Fourth, Judge Goldberg rejected the argument that a conspiracy could be inferred by virtue of economic incentives alone found in the supply agreements between Aquestive and Indivior.  The States had argued that Aquestive was “not paid strictly on a per-strip basis but also received royalties to share in Reckitt’s profits” such that “the more film Reckitt sold, the more profits for MonoSol.”10  Judge Goldberg found that the agreements were “lawful and procompetitive” and that “[d]eveloping a new product and getting paid for it, including a royalty, is fully consistent with legitimate conduct and does not create an inference of anticompetitive behavior.”11

Fifth, Judge Goldberg rejected the use by the States of certain language used by the parties to draw broad conclusions of conspiracy.  Specifically, the States pointed out that Aquestive referred to itself as a “strategic partner” and not “just a contract manufacturer[.]”12  Judge Goldberg refused to draw any such broad inferences, finding that “[c]ompanies often choose to present themselves as existing for more than just a mere profit-making purpose.”13


In summary, Judge Goldberg held that:

The States have presented no evidence that MonoSol and Reckitt ever reached any agreement, meeting of the minds, or conscious commitment to a common scheme as to the actual withdrawal of tablets, the pricing of tablets or film, the safety marketing campaign, the Citizen Petition, or the REMS process. At best, MonoSol worked diligently to do precisely what it contractually agreed to do: produce Suboxone film sufficient to meet Reckitt’s needs in exchange for a per-strip charge and a royalty share of the profits.

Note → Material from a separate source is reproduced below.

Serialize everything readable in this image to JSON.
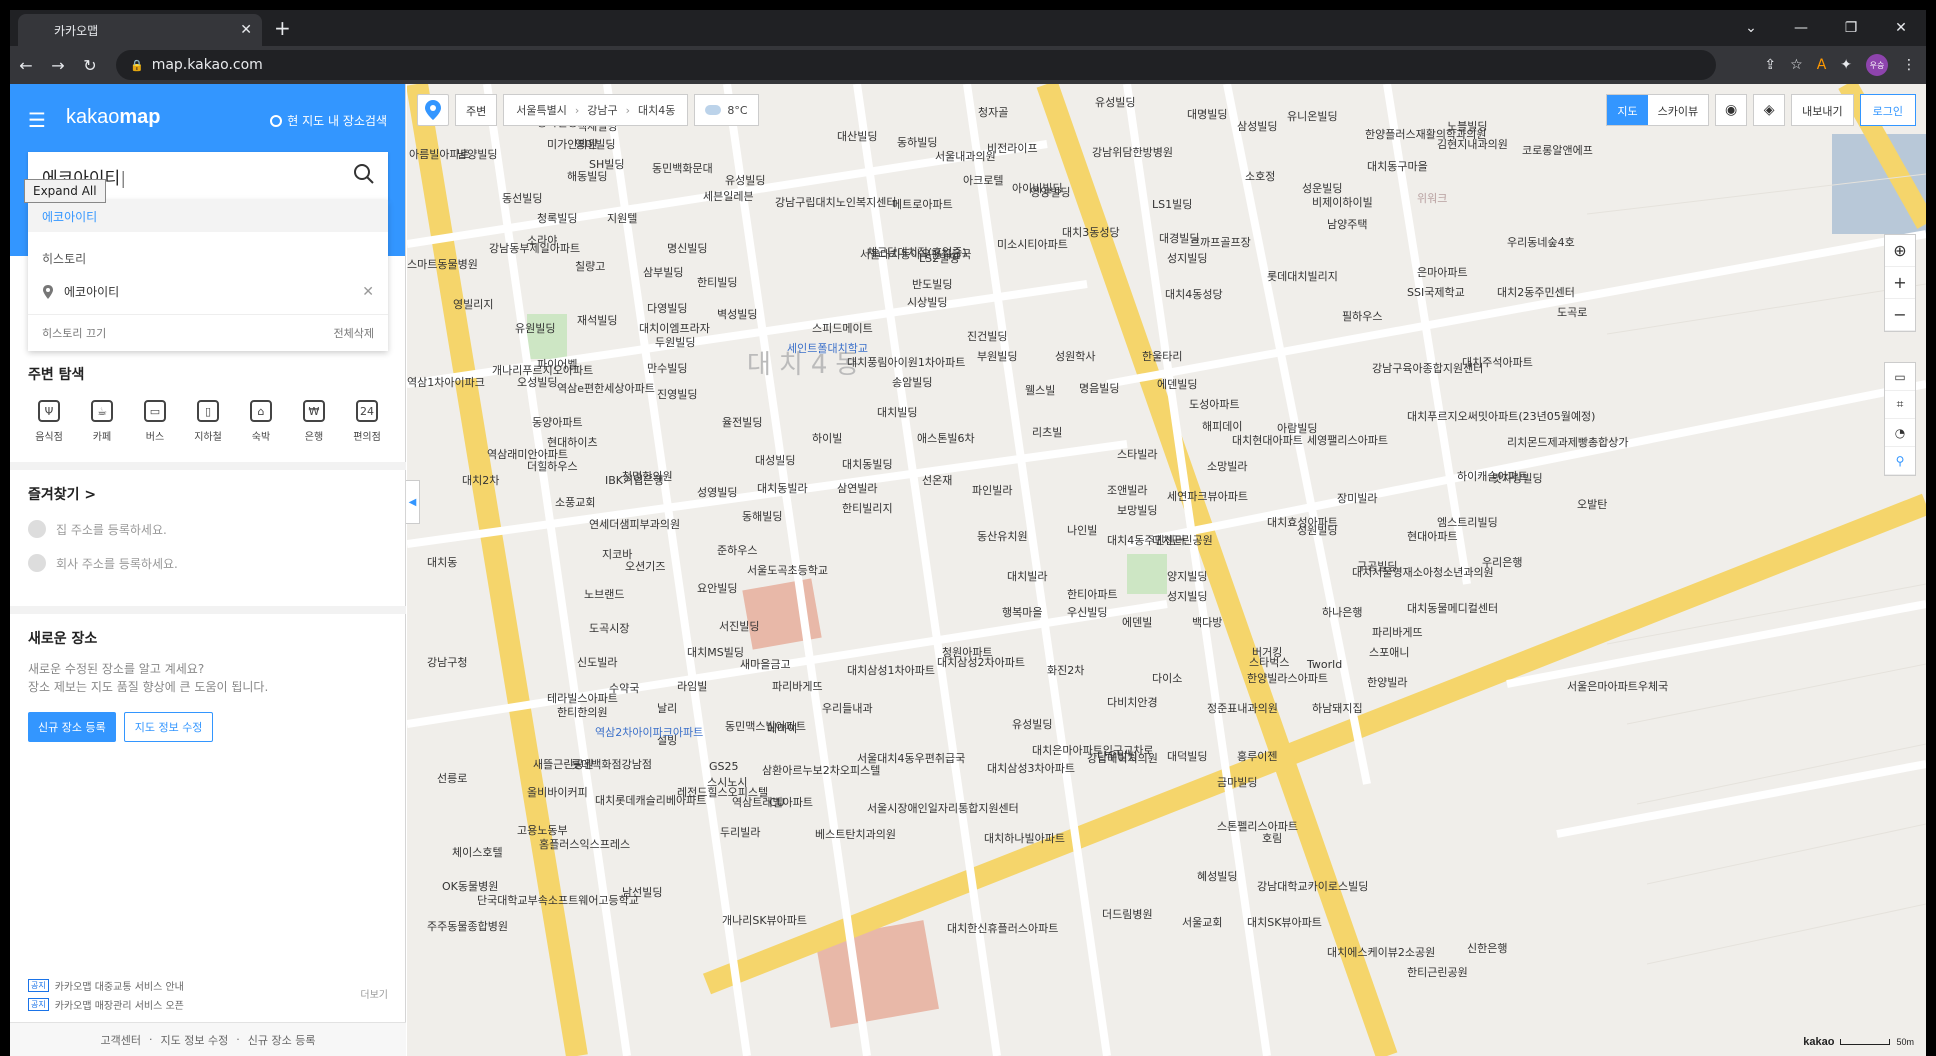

Antitrust laws do not prohibit agreement to engage in such a lawful endeavor.14

Judge Goldberg’s decision stands as a reminder that alleged anticompetitive conduct coupled with an otherwise pro-competitive agreement does not render the agreement anticompetitive or join all parties to the agreement to an antitrust conspiracy.  Judge Goldberg’s decision further confirms that “‘knowledge alone is not sufficient to prove that any particular defendant intended to join a conspiracy.’”15

1 In re Suboxone (Buprenorphine Hydrochloride & Naloxone) Antitrust Litig., No. 2445 13-MD-2445, 2022 WL 11804048
(E.D. Pa. Oct. 19, 2022).
2 Id. at *2, 12.
3 Id. at *13.
4 Id.
5 Id. (emphasis in original). In dicta, Judge Goldberg stated that even if Aquestive reached an agreement with Indivior
regarding the tablet withdrawal strategy, “it is not clear that mere introduction of a new product combined with
withdrawal of the prior product, standing alone, could be the basis of an unlawful antitrust conspiracy.” Id. at *15 n.10. In so stating, Judge Goldberg distinguished the Second Circuit’s 2015 Namenda decision, noting that other courts had
since required “some conduct beyond the hard switch . . . to prove unlawful, anticompetitive conduct.” Id. (discussing
New York ex rel. Schneiderman v. Actavis PLC, 787 F.3d 638, 653-54 (2d Cir. 2015), In re Loestrin 24 Fe Antitrust
, 433 F. Supp. 3d 274, 330-31 (D.R.I. 2019), and Mylan Pharms Inc. v. Warner Chilcott Public Ltd., 838 F.3d 421,
440 (3d Cir. 2016)).
6 Id. at *15.
7 Id. (citing In re Baby Food, 166 F.3d 112, 133 (3d Cir. 1999)).
8 Id. at *16.
9 Id.
10 Id. (emphasis added).
11 Id.
12 Id. at *17.
13 Id.
14 Id. at *18.
15 Id. at *17 (quoting In re Vitamins Antitrust Litig., 320 F. Supp. 2d 1, 16 (D.D.C. 2004)).